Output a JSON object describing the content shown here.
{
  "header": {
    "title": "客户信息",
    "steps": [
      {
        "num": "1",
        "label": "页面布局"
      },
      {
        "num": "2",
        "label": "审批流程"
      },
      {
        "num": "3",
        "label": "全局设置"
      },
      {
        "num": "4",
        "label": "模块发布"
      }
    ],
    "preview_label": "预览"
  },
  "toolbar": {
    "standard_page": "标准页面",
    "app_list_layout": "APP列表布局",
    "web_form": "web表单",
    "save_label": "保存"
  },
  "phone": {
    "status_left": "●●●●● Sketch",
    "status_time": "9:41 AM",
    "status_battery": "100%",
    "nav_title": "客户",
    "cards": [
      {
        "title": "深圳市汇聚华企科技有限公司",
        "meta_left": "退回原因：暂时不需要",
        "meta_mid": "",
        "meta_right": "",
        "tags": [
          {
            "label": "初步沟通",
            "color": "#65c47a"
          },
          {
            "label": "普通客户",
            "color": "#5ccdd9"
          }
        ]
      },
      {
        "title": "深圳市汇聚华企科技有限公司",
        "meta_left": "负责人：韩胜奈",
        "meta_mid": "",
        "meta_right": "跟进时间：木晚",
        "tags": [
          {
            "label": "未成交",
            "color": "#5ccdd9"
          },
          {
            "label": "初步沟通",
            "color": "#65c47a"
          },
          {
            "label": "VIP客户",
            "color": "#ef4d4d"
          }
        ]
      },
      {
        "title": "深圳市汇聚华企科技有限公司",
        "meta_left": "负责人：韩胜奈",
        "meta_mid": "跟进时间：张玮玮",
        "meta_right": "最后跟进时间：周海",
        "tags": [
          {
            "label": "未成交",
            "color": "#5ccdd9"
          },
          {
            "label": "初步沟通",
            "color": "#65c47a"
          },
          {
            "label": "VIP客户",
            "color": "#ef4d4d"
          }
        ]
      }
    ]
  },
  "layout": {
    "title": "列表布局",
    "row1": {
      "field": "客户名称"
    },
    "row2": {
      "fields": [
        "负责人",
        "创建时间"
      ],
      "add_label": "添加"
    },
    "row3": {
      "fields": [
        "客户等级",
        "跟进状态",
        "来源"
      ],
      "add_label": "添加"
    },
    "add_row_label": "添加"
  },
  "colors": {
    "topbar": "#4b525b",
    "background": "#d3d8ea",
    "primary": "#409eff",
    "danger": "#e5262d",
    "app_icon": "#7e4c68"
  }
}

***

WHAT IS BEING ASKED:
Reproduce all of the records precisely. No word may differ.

YOUR SOLUTION:
Output a JSON object describing the content shown here.
{
  "header": {
    "title": "客户信息",
    "steps": [
      {
        "num": "1",
        "label": "页面布局"
      },
      {
        "num": "2",
        "label": "审批流程"
      },
      {
        "num": "3",
        "label": "全局设置"
      },
      {
        "num": "4",
        "label": "模块发布"
      }
    ],
    "preview_label": "预览"
  },
  "toolbar": {
    "standard_page": "标准页面",
    "app_list_layout": "APP列表布局",
    "web_form": "web表单",
    "save_label": "保存"
  },
  "phone": {
    "status_left": "●●●●● Sketch",
    "status_time": "9:41 AM",
    "status_battery": "100%",
    "nav_title": "客户",
    "cards": [
      {
        "title": "深圳市汇聚华企科技有限公司",
        "meta_left": "退回原因：暂时不需要",
        "meta_mid": "",
        "meta_right": "",
        "tags": [
          {
            "label": "初步沟通",
            "color": "#65c47a"
          },
          {
            "label": "普通客户",
            "color": "#5ccdd9"
          }
        ]
      },
      {
        "title": "深圳市汇聚华企科技有限公司",
        "meta_left": "负责人：韩胜奈",
        "meta_mid": "",
        "meta_right": "跟进时间：木晚",
        "tags": [
          {
            "label": "未成交",
            "color": "#5ccdd9"
          },
          {
            "label": "初步沟通",
            "color": "#65c47a"
          },
          {
            "label": "VIP客户",
            "color": "#ef4d4d"
          }
        ]
      },
      {
        "title": "深圳市汇聚华企科技有限公司",
        "meta_left": "负责人：韩胜奈",
        "meta_mid": "跟进时间：张玮玮",
        "meta_right": "最后跟进时间：周海",
        "tags": [
          {
            "label": "未成交",
            "color": "#5ccdd9"
          },
          {
            "label": "初步沟通",
            "color": "#65c47a"
          },
          {
            "label": "VIP客户",
            "color": "#ef4d4d"
          }
        ]
      }
    ]
  },
  "layout": {
    "title": "列表布局",
    "row1": {
      "field": "客户名称"
    },
    "row2": {
      "fields": [
        "负责人",
        "创建时间"
      ],
      "add_label": "添加"
    },
    "row3": {
      "fields": [
        "客户等级",
        "跟进状态",
        "来源"
      ],
      "add_label": "添加"
    },
    "add_row_label": "添加"
  },
  "colors": {
    "topbar": "#4b525b",
    "background": "#d3d8ea",
    "primary": "#409eff",
    "danger": "#e5262d",
    "app_icon": "#7e4c68"
  }
}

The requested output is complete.